The first leg is fairly straightforward… in theory. A Virgin Trains East Coast service from Wakefield Westgate to London, using the Leeds Branch of the East Coast Mainline. 200 miles by rail, 2 hours, top speed of 125mph. In practice, it didn’t go so well.
After a farewell to our parents, the first thing we did at Wakefield Westgate was get our tickets down to London. Eurostar had provided us with a booking reservation number to collect them. We were rather surprised to get 1x Adult and 1x Child tickets, when we’re both rather older than the 16-year-old cutoff for Child tickets. After a glance at our Eurostar tickets it became clear that my Youth (12-25) ticket must have been booked with National Rail as a Child - a bug in an automated system, no doubt.

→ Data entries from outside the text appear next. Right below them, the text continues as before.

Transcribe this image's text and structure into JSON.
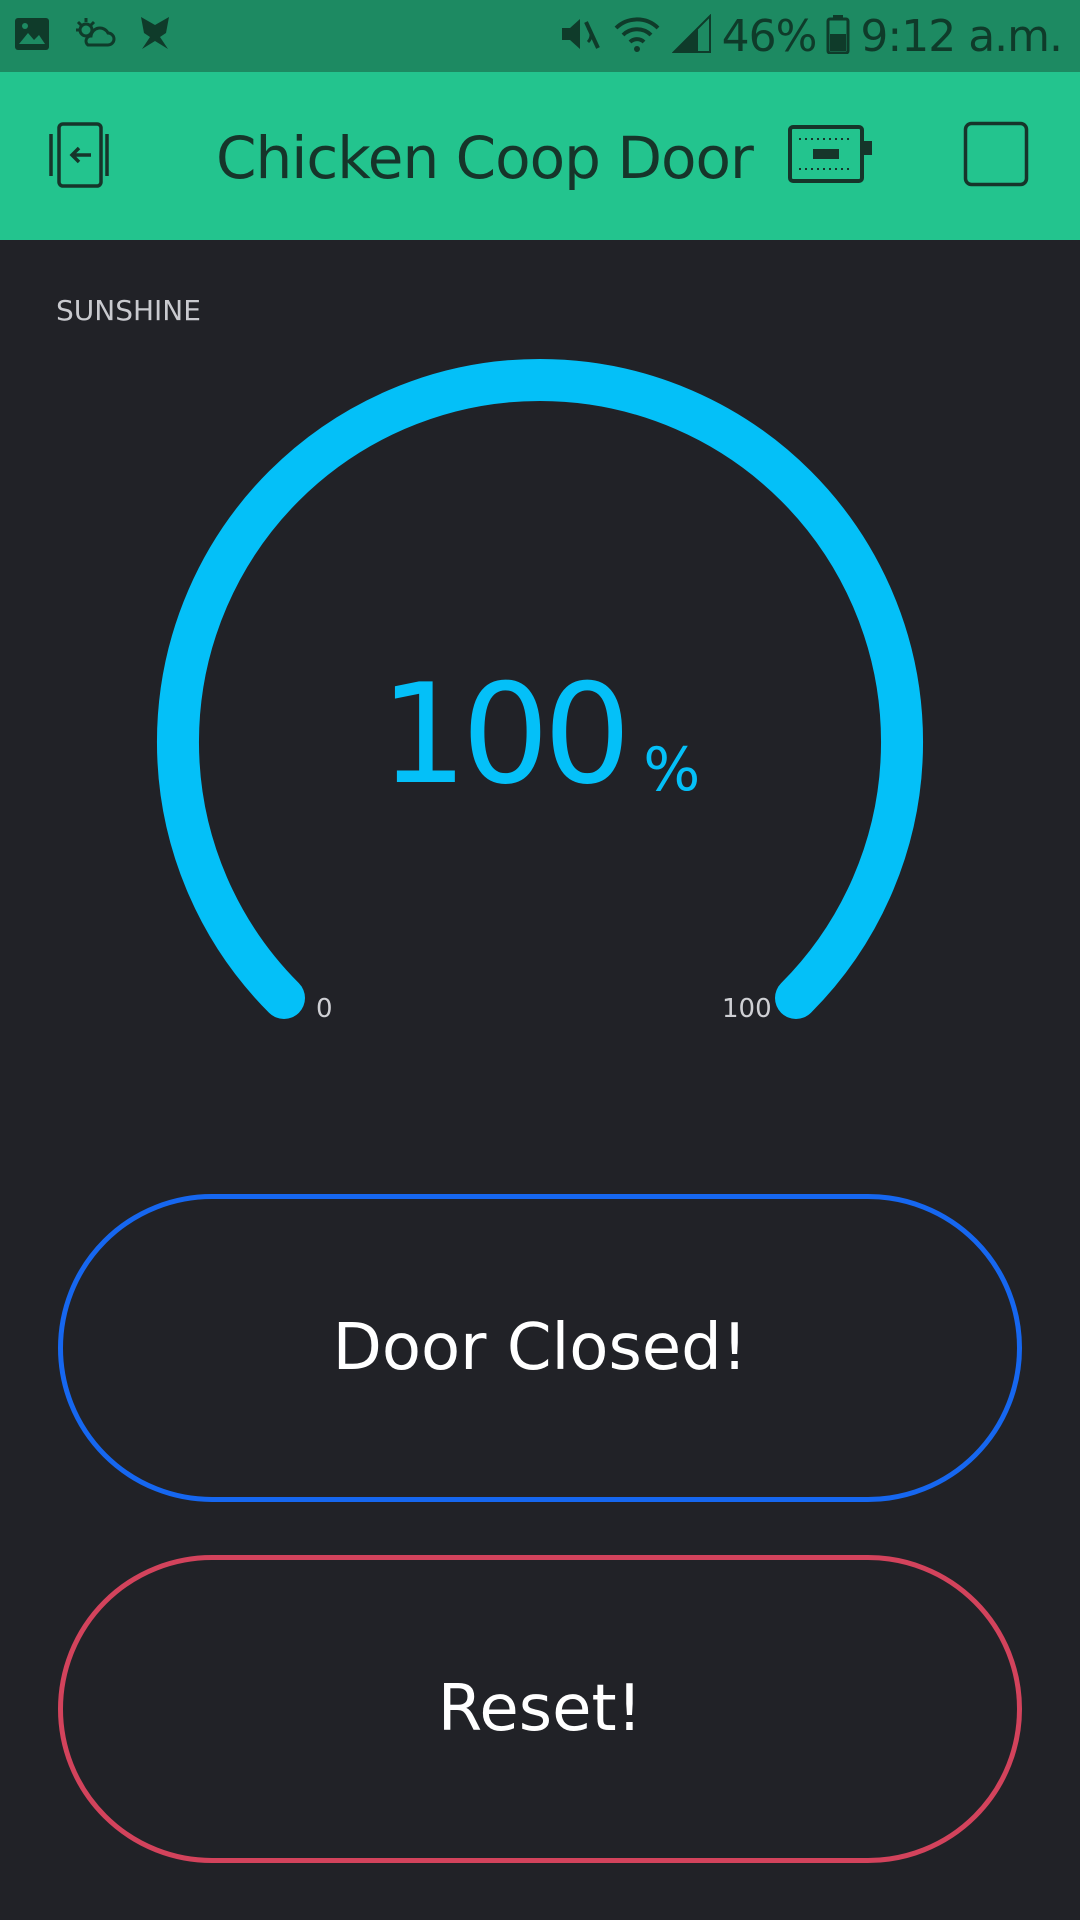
{
  "status_bar": {
    "battery_percent": "46%",
    "time": "9:12 a.m.",
    "icons": [
      "image-icon",
      "weather-icon",
      "butterfly-icon",
      "mute-icon",
      "wifi-icon",
      "signal-icon",
      "battery-icon"
    ]
  },
  "app_bar": {
    "title": "Chicken Coop Door",
    "icons": [
      "exit-icon",
      "device-icon",
      "stop-square-icon"
    ]
  },
  "gauge": {
    "label": "SUNSHINE",
    "value": "100",
    "unit": "%",
    "min_label": "0",
    "max_label": "100",
    "level": 1.0,
    "color": "#04c0f8"
  },
  "buttons": {
    "door_label": "Door Closed!",
    "door_color": "#1667f0",
    "reset_label": "Reset!",
    "reset_color": "#d3435c"
  },
  "colors": {
    "background": "#212227",
    "app_bar": "#23c48e",
    "status_bar": "#1d8a62"
  }
}
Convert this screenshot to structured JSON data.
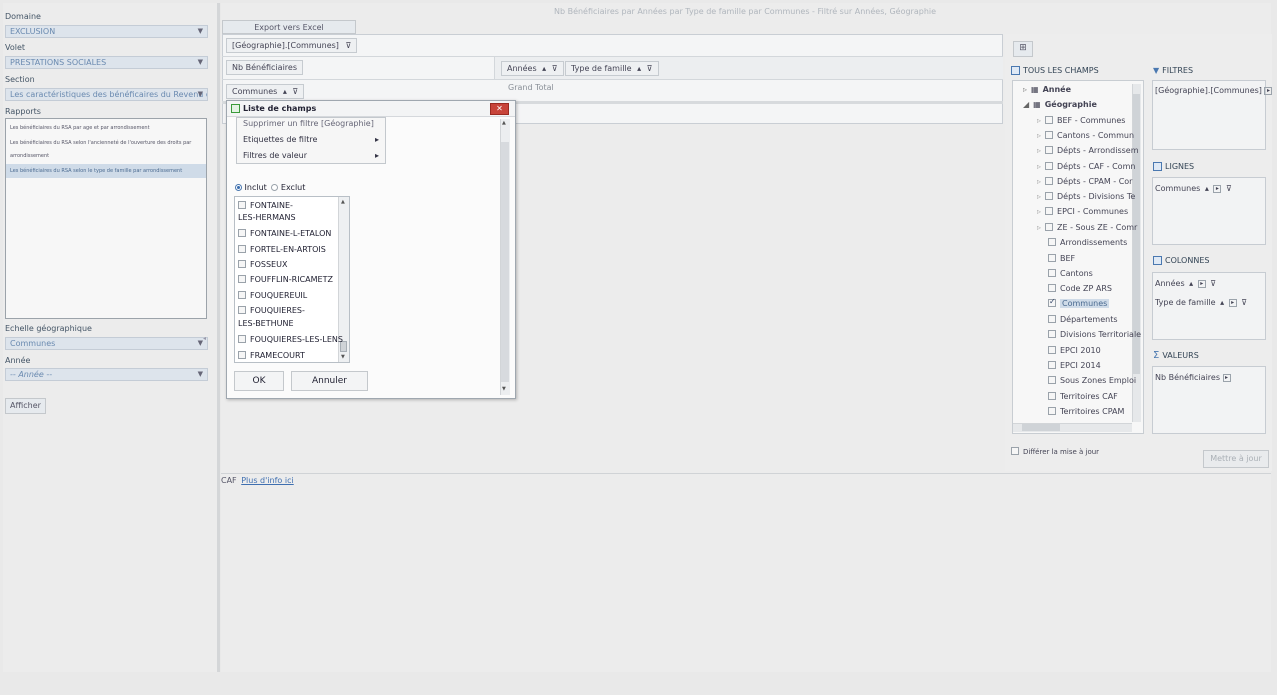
{
  "sidebar": {
    "domaine_label": "Domaine",
    "domaine_value": "EXCLUSION",
    "volet_label": "Volet",
    "volet_value": "PRESTATIONS SOCIALES",
    "section_label": "Section",
    "section_value": "Les caractéristiques des bénéficaires du Revenu de S",
    "rapports_label": "Rapports",
    "rapports": [
      "Les bénéficiaires du RSA par age et par arrondissement",
      "Les bénéficiaires du RSA selon l'ancienneté de l'ouverture des droits par",
      "arrondissement",
      "Les bénéficiaires du RSA selon le type de famille par arrondissement"
    ],
    "echelle_label": "Echelle géographique",
    "echelle_value": "Communes",
    "annee_label": "Année",
    "annee_value": "-- Année --",
    "afficher_label": "Afficher"
  },
  "main": {
    "title": "Nb Bénéficiaires par Années par Type de famille par Communes - Filtré sur Années, Géographie",
    "export_label": "Export vers Excel",
    "filter_chip": "[Géographie].[Communes]",
    "data_chip": "Nb Bénéficiaires",
    "col_chip_1": "Années",
    "col_chip_2": "Type de famille",
    "row_chip": "Communes",
    "grand_total": "Grand Total",
    "footer_prefix": "CAF",
    "footer_link": "Plus d'info ici"
  },
  "dialog": {
    "title": "Liste de champs",
    "menu": [
      "Supprimer un filtre [Géographie]",
      "Etiquettes de filtre",
      "Filtres de valeur"
    ],
    "radio_include": "Inclut",
    "radio_exclude": "Exclut",
    "communes": [
      "FONTAINE-",
      "LES-HERMANS",
      "FONTAINE-L-ETALON",
      "FORTEL-EN-ARTOIS",
      "FOSSEUX",
      "FOUFFLIN-RICAMETZ",
      "FOUQUEREUIL",
      "FOUQUIERES-",
      "LES-BETHUNE",
      "FOUQUIERES-LES-LENS",
      "FRAMECOURT"
    ],
    "ok_label": "OK",
    "cancel_label": "Annuler"
  },
  "field_list": {
    "all_fields_title": "TOUS LES CHAMPS",
    "items": [
      "Année",
      "Géographie",
      "BEF - Communes",
      "Cantons - Commun",
      "Dépts - Arrondissem",
      "Dépts - CAF - Comn",
      "Dépts - CPAM - Cor",
      "Dépts - Divisions Te",
      "EPCI - Communes",
      "ZE - Sous ZE - Comr",
      "Arrondissements",
      "BEF",
      "Cantons",
      "Code ZP ARS",
      "Communes",
      "Départements",
      "Divisions Territoriale",
      "EPCI 2010",
      "EPCI 2014",
      "Sous Zones Emploi",
      "Territoires CAF",
      "Territoires CPAM"
    ],
    "defer_label": "Différer la mise à jour",
    "update_label": "Mettre à jour",
    "filtres_title": "FILTRES",
    "filtres_chip": "[Géographie].[Communes]",
    "lignes_title": "LIGNES",
    "lignes_chip": "Communes",
    "colonnes_title": "COLONNES",
    "colonnes_chip_1": "Années",
    "colonnes_chip_2": "Type de famille",
    "valeurs_title": "VALEURS",
    "valeurs_chip": "Nb Bénéficiaires"
  },
  "colors": {
    "accent": "#4a78b0",
    "selected_row": "#cfdbe8",
    "dialog_close": "#c8443a"
  }
}
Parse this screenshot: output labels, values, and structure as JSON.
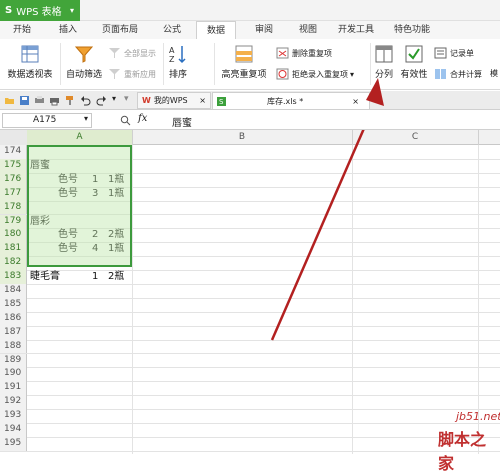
{
  "titlebar": {
    "app_name": "WPS 表格",
    "logo": "S"
  },
  "tabs": [
    "开始",
    "插入",
    "页面布局",
    "公式",
    "数据",
    "审阅",
    "视图",
    "开发工具",
    "特色功能"
  ],
  "ribbon": {
    "pivot": "数据透视表",
    "autofilter": "自动筛选",
    "show_all": "全部显示",
    "reapply": "重新应用",
    "sort": "排序",
    "highlight_dup": "高亮重复项",
    "remove_dup": "删除重复项",
    "reject_dup": "拒绝录入重复项",
    "split": "分列",
    "validity": "有效性",
    "record": "记录单",
    "consolidate": "合并计算",
    "more": "模"
  },
  "docbar": {
    "doc1": "我的WPS",
    "doc2": "库存.xls *"
  },
  "formula": {
    "cell_ref": "A175",
    "fx": "fx",
    "value": "唇蜜"
  },
  "columns": [
    "A",
    "B",
    "C"
  ],
  "rows": [
    {
      "n": "174",
      "a": "",
      "num": "",
      "unit": ""
    },
    {
      "n": "175",
      "a": "唇蜜",
      "num": "",
      "unit": ""
    },
    {
      "n": "176",
      "a": "色号",
      "num": "1",
      "unit": "1瓶"
    },
    {
      "n": "177",
      "a": "色号",
      "num": "3",
      "unit": "1瓶"
    },
    {
      "n": "178",
      "a": "",
      "num": "",
      "unit": ""
    },
    {
      "n": "179",
      "a": "唇彩",
      "num": "",
      "unit": ""
    },
    {
      "n": "180",
      "a": "色号",
      "num": "2",
      "unit": "2瓶"
    },
    {
      "n": "181",
      "a": "色号",
      "num": "4",
      "unit": "1瓶"
    },
    {
      "n": "182",
      "a": "",
      "num": "",
      "unit": ""
    },
    {
      "n": "183",
      "a": "睫毛膏",
      "num": "1",
      "unit": "2瓶"
    },
    {
      "n": "184",
      "a": "",
      "num": "",
      "unit": ""
    },
    {
      "n": "185",
      "a": "",
      "num": "",
      "unit": ""
    },
    {
      "n": "186",
      "a": "",
      "num": "",
      "unit": ""
    },
    {
      "n": "187",
      "a": "",
      "num": "",
      "unit": ""
    },
    {
      "n": "188",
      "a": "",
      "num": "",
      "unit": ""
    },
    {
      "n": "189",
      "a": "",
      "num": "",
      "unit": ""
    },
    {
      "n": "190",
      "a": "",
      "num": "",
      "unit": ""
    },
    {
      "n": "191",
      "a": "",
      "num": "",
      "unit": ""
    },
    {
      "n": "192",
      "a": "",
      "num": "",
      "unit": ""
    },
    {
      "n": "193",
      "a": "",
      "num": "",
      "unit": ""
    },
    {
      "n": "194",
      "a": "",
      "num": "",
      "unit": ""
    },
    {
      "n": "195",
      "a": "",
      "num": "",
      "unit": ""
    }
  ],
  "watermark": {
    "site": "jb51.net",
    "name": "脚本之家"
  }
}
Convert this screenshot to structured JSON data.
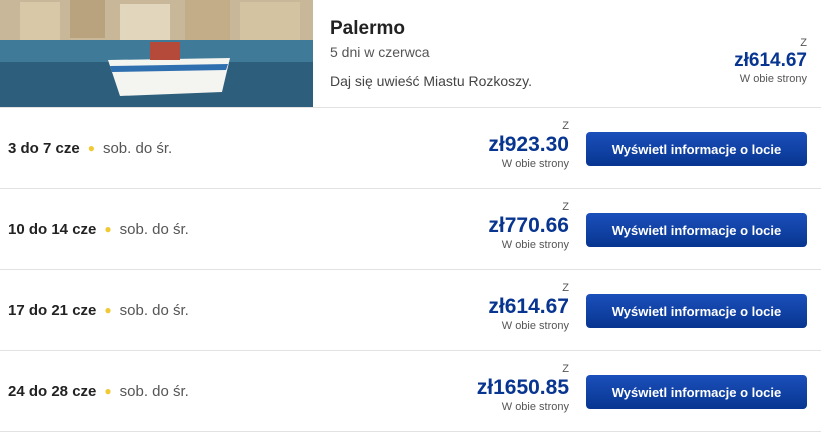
{
  "destination": {
    "name": "Palermo",
    "dates": "5 dni w czerwca",
    "tagline": "Daj się uwieść Miastu Rozkoszy.",
    "price_prefix": "Z",
    "price": "zł614.67",
    "price_suffix": "W obie strony"
  },
  "rows": [
    {
      "range": "3 do 7 cze",
      "days": "sob. do śr.",
      "price_prefix": "Z",
      "price": "zł923.30",
      "price_suffix": "W obie strony",
      "button": "Wyświetl informacje o locie"
    },
    {
      "range": "10 do 14 cze",
      "days": "sob. do śr.",
      "price_prefix": "Z",
      "price": "zł770.66",
      "price_suffix": "W obie strony",
      "button": "Wyświetl informacje o locie"
    },
    {
      "range": "17 do 21 cze",
      "days": "sob. do śr.",
      "price_prefix": "Z",
      "price": "zł614.67",
      "price_suffix": "W obie strony",
      "button": "Wyświetl informacje o locie"
    },
    {
      "range": "24 do 28 cze",
      "days": "sob. do śr.",
      "price_prefix": "Z",
      "price": "zł1650.85",
      "price_suffix": "W obie strony",
      "button": "Wyświetl informacje o locie"
    }
  ],
  "colors": {
    "brand": "#073590",
    "accent_dot": "#f1c933"
  }
}
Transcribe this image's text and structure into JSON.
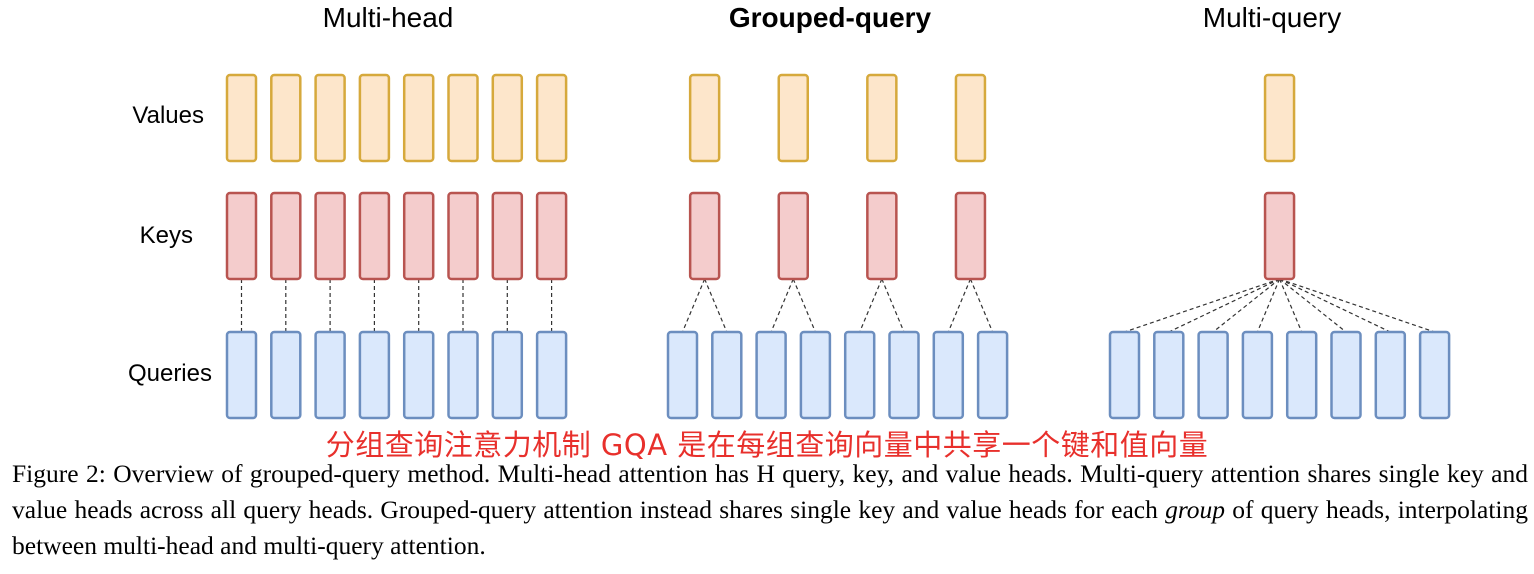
{
  "panels": [
    {
      "id": "multi-head",
      "title": "Multi-head",
      "bold": false,
      "n_queries": 8,
      "n_kv": 8
    },
    {
      "id": "grouped-query",
      "title": "Grouped-query",
      "bold": true,
      "n_queries": 8,
      "n_kv": 4
    },
    {
      "id": "multi-query",
      "title": "Multi-query",
      "bold": false,
      "n_queries": 8,
      "n_kv": 1
    }
  ],
  "row_labels": {
    "values": "Values",
    "keys": "Keys",
    "queries": "Queries"
  },
  "colors": {
    "values_fill": "#fde6cb",
    "values_stroke": "#d6a93c",
    "keys_fill": "#f4cccc",
    "keys_stroke": "#b85450",
    "queries_fill": "#dae8fc",
    "queries_stroke": "#6c8ebf",
    "connector": "#333333",
    "annotation": "#e8302c"
  },
  "annotation": "分组查询注意力机制 GQA 是在每组查询向量中共享一个键和值向量",
  "caption": {
    "part1": "Figure 2: Overview of grouped-query method. Multi-head attention has H query, key, and value heads. Multi-query attention shares single key and value heads across all query heads. Grouped-query attention instead shares single key and value heads for each ",
    "italic": "group",
    "part2": " of query heads, interpolating between multi-head and multi-query attention."
  }
}
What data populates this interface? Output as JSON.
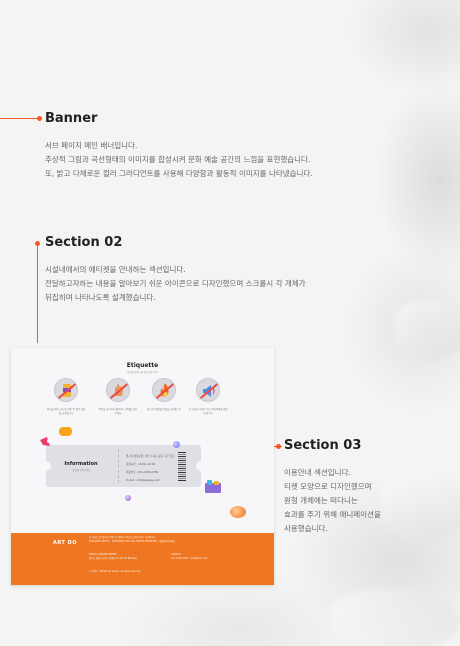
{
  "sections": {
    "banner": {
      "title": "Banner",
      "lines": [
        "서브 페이지 메인 배너입니다.",
        "추상적 그림과 곡선형태의 이미지를 합성시켜 문화 예술 공간의 느낌을 표현했습니다.",
        "또, 밝고 다채로운 컬러 그라디언트를 사용해 다양함과 활동적 이미지를 나타냈습니다."
      ]
    },
    "section02": {
      "title": "Section 02",
      "lines": [
        "시설내에서의 에티켓을 안내하는 섹션입니다.",
        "전달하고자하는 내용을 알아보기 쉬운 아이콘으로 디자인했으며 스크롤시 각 개체가",
        "뒤집히며 나타나도록 설계했습니다."
      ]
    },
    "section03": {
      "title": "Section 03",
      "lines": [
        "이용안내 섹션입니다.",
        "티켓 모양으로 디자인했으며",
        "원형 개체에는 떠다니는",
        "효과를 주기 위해 애니메이션을",
        "사용했습니다."
      ]
    }
  },
  "mockup": {
    "etiquette_title": "Etiquette",
    "etiquette_sub": "공연장 관람 에티켓 안내 Tips",
    "icons": [
      {
        "name": "no-drinks-icon",
        "caption": "음식물 반입 금지 및 관람 중 음료 섭취를 금지합니다"
      },
      {
        "name": "no-touch-icon",
        "caption": "작품을 만지거나 훼손하는 행위를 삼가 주세요"
      },
      {
        "name": "no-fire-icon",
        "caption": "화기 및 위험물 반입을 금지합니다"
      },
      {
        "name": "no-noise-icon",
        "caption": "큰 소리나 소음은 다른 관람객에게 방해가 됩니다"
      }
    ],
    "ticket": {
      "label": "Information",
      "label_sub": "공연장 이용 안내",
      "rows": [
        "월~일 정상운영, 기본 11층, 공휴, 휴무 참조",
        "운영시간 : 10:00~20:00",
        "대표번호 : 031-2345-6789",
        "E-mail : info@qwesay.com"
      ]
    },
    "footer": {
      "logo": "ART DO",
      "lines": [
        "본 사이트 포트폴리오 목적으로 제작된 사이트로 실제 기관과 무관합니다.",
        "DESIGN BY ART DO · COPYRIGHT 2023 ALL RIGHTS RESERVED · 개인정보처리방침",
        "ARTDO CULTURE CENTER",
        "경기도 성남시 분당구 미래로 12, Art Do Building",
        "CONTACT",
        "031-2345-6789 · info@artdo.com",
        "© 2023 · ARTDO Art Center. All rights reserved."
      ]
    }
  },
  "colors": {
    "accent": "#f15a24",
    "footer": "#f07722"
  }
}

The Wakefield Westgate ticket office couldn’t help, and my sister was booked on a specific train, so I had little choice but to buy a Super Off-Peak Single to London Kings Cross (£70 with my Railcard) and hope to receive a refund from Eurostar, given it was their mistake.
We had another 10 minutes before the train - far too little to talk to Eurostar and straighten things out - so we went to WHSmiths. Then we heard that our train to London was cancelled. Uh oh. So we waited an hour and got on the next service down - trusting that our thru-booking with Eurostar ensured no problems getting on the next leg to Paris.
Having made it to London St Pancras, Eurostar Support were fantastic in person, and we got on the 15:31 to Paris (two hours later than planned) with some vouchers to make things up to us.
We’re about 5 minutes into the Channel Tunnel now. It’s remarkable how little light is outside compared to what I recall taking the Car Transporter with my Junior School. I recall regular orange floodlights outside the window. Now there’s just regular green LEDs every 2 seconds.
Having just emerged into France, I’m struck by how huge the fields are compared to back home. Even the sparsely farmed hills of my origin are only 5 minutes walk a side - some of these I’m seeing must be as much as 20 minutes, but it does vary. I also notice the ballast is a much lighter colour, the houses a more angular and cleaner design. The pylons are different - not a million miles different, but noticably different.
We’ve spent the evening going up the Eiffel Tower, but I’m out of time to finish writing or find good nighttime pictures.